I have degrees in computer science, electronics, and business. I work for a US engineering company that provides engineering consulting and manufacturing automation services. I’ve been working for this company for nearly a decade. We have less than 500 employees.
Our company hasn’t been very focused on software development. When we do provide dev services, we typically sell this as T&E or fixed price consulting services where our customer ends up owning the code we develop. No licensing, no support fees. I would say in less than 5% of these cases does the customer actually maintain make any changes to the code base or switch to another consulting company and ask them to maintain the code. Considering our industry, our code tends to be more advanced than our competition (I’ve lost track of how many times I’ve been asked “what’s a pointer?”). Usually after we deliver a product or service, we don217;t hear from the customer again because the product works and they are happy. If we do hear from them, it217;s because they want a new feature or found a bug, or have a new idea they217;d like us to work on.
We have more and more customers asking us to provide development services, but we currently don’t have the staffing to support the requests. To this end, management is considering grouping us internal employees who have CS backgrounds together. Since I also have a business background and have been with the company for a while, I have a chance to present options to the company and shape the path forward. If we are successful as a group and standardize more on practices and SOPs, we could start hiring more staff to market the service.
The main motivation for corporate decisions like this for us is profits. Making a move, new department, whatever needs to be profitable. I don’t have marketing statistics on what our customers could consider buying, what they would be comfortable with, etc. I can make some assumptions but still need to demonstrate some business models to prove we could be successful.
I’m seeking advice. For those of you working in more standard software development consulting companies, how do your companies generate revenue? I’m not asking for you to write a business plan for us, but I’m interested to find out what tactics have worked for you, and what ones have not.
Some ideas I’m playing with include:
- Developing a suite of applications that we treat as software products, and sell to our existing new customers.

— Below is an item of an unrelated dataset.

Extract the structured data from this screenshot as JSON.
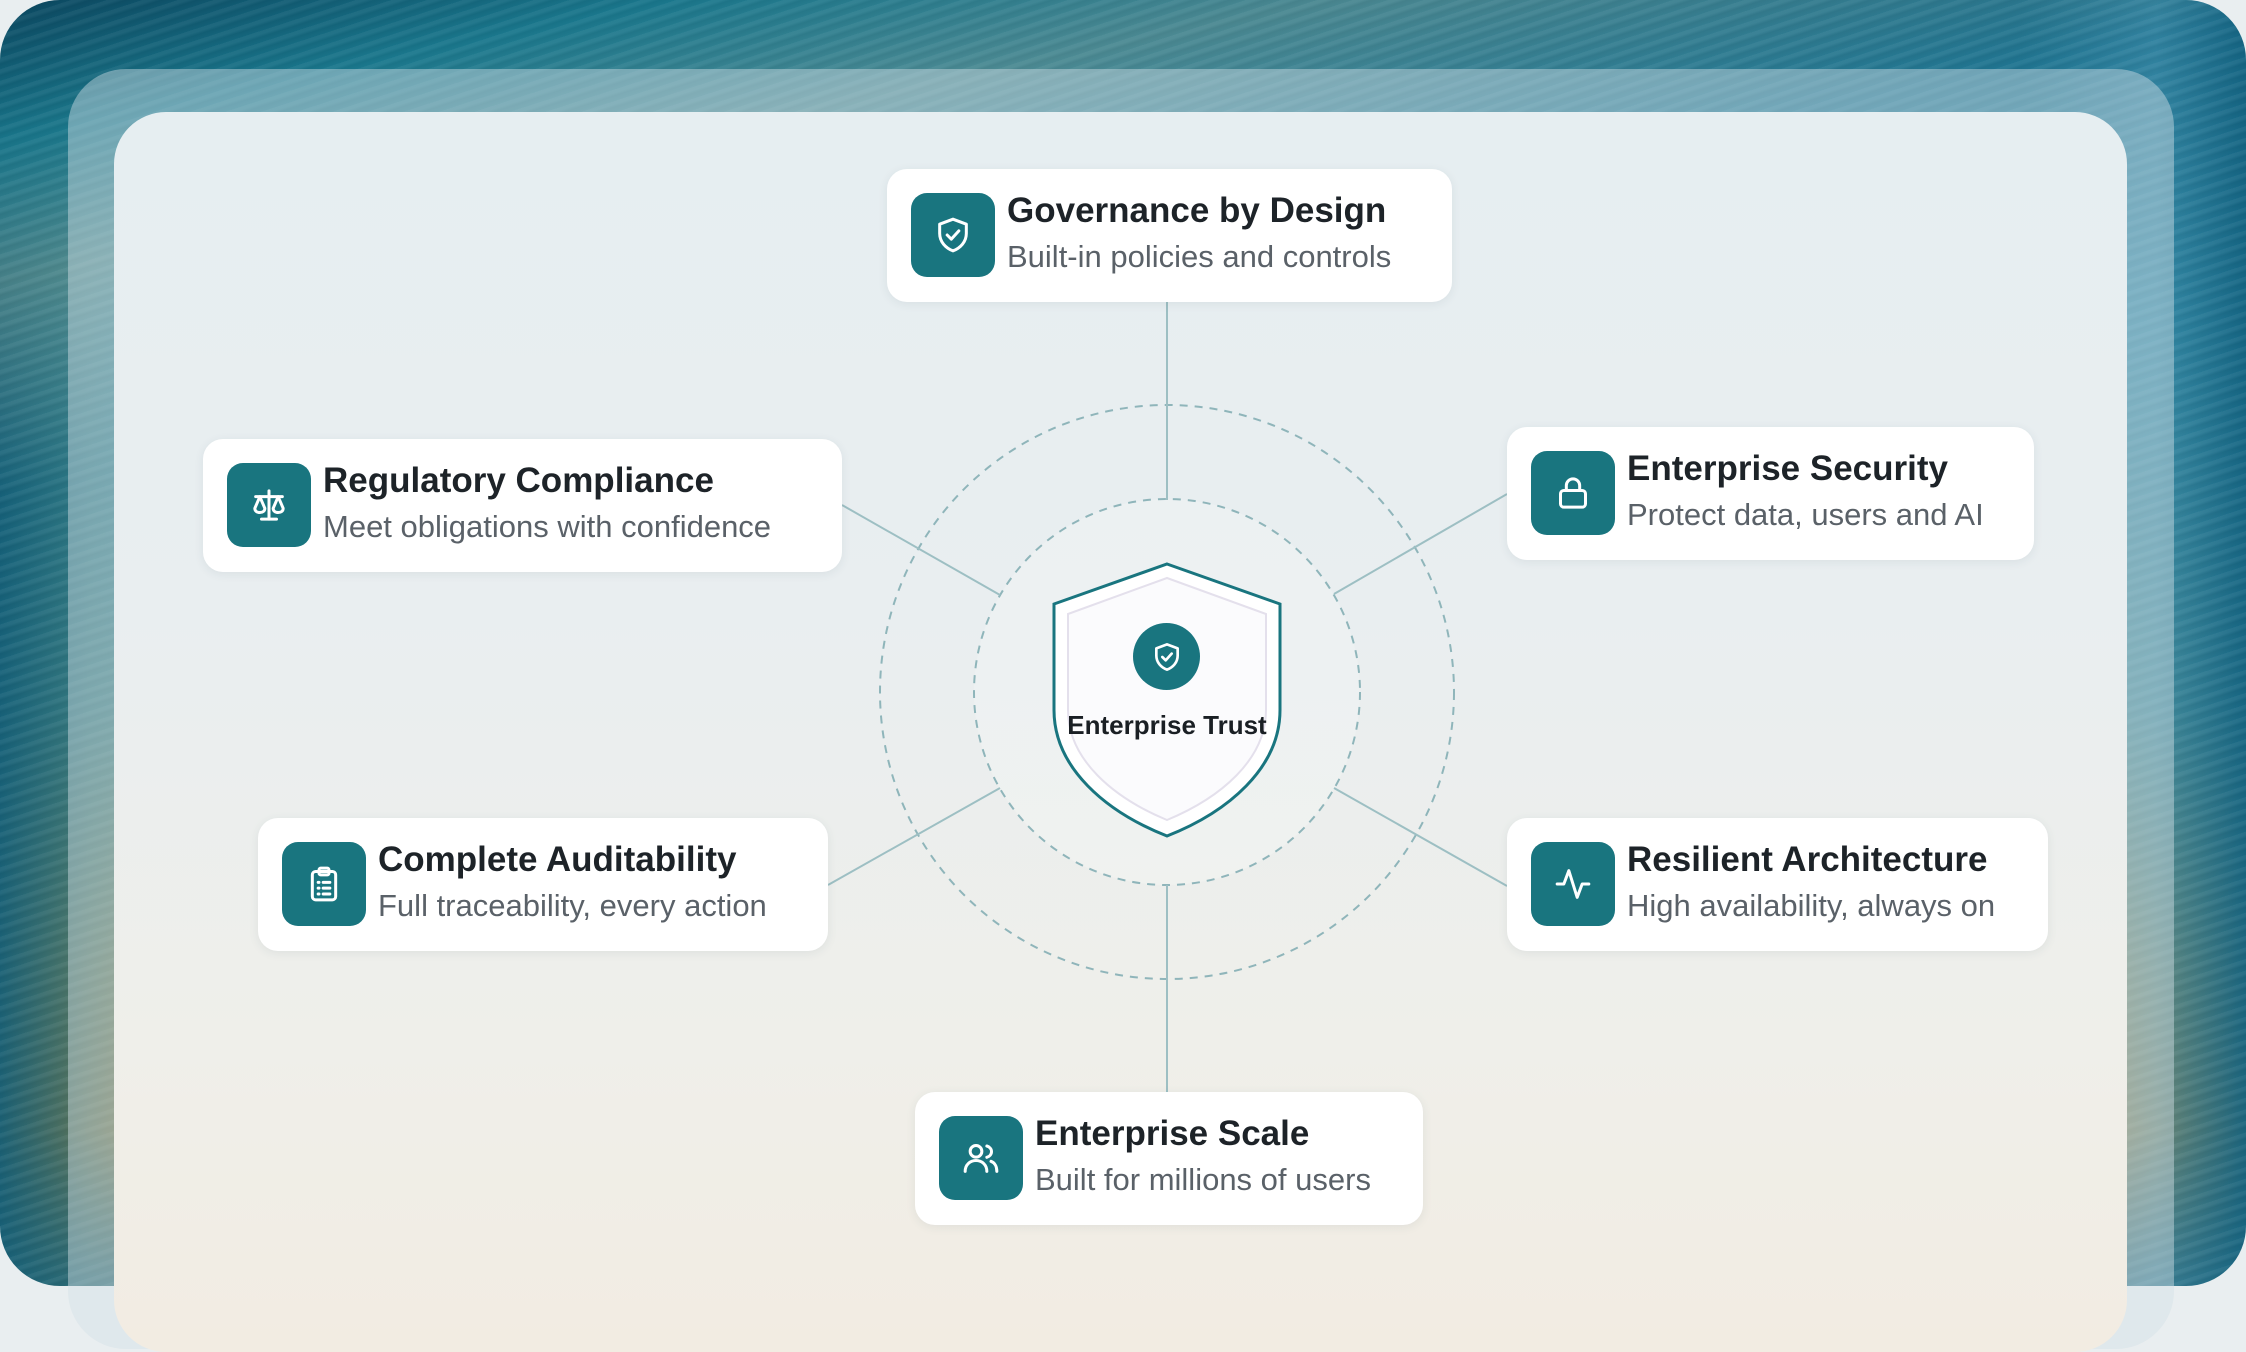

Maybe these could be site or user license/CAL-based. Customers pay for a license – not to own the code.
- Provide offerings that require a subscription. Many of our own vendors do this now. Capital Expenses can be treated as Operating Expenses, and the subscription also covers bug fixes or minor additional feature requests (which right now for us would be a new consulting job and a large additional cost for the customer).
- Continuing to offer our standard consulting option where we develop custom products to meet a customer’s specific needs – but somehow sell this as a license model, perhaps at a lower cost compared to straight up time and expense – to try and avoid the customer owning a copy of the code.
- Our standard offering, but with a higher hourly cost. I’ve heard that companies like SAP require $250/hr minimum for consulting time. We could raise our rates and still be well under this fee.
Like I said, I’m not sure of one of these will work, all, some combination, etc. Since I’ve been in my company for a while, I’m not sure what is standard for other firms that aren’t Microsoft or Google or SAP or large behemoths.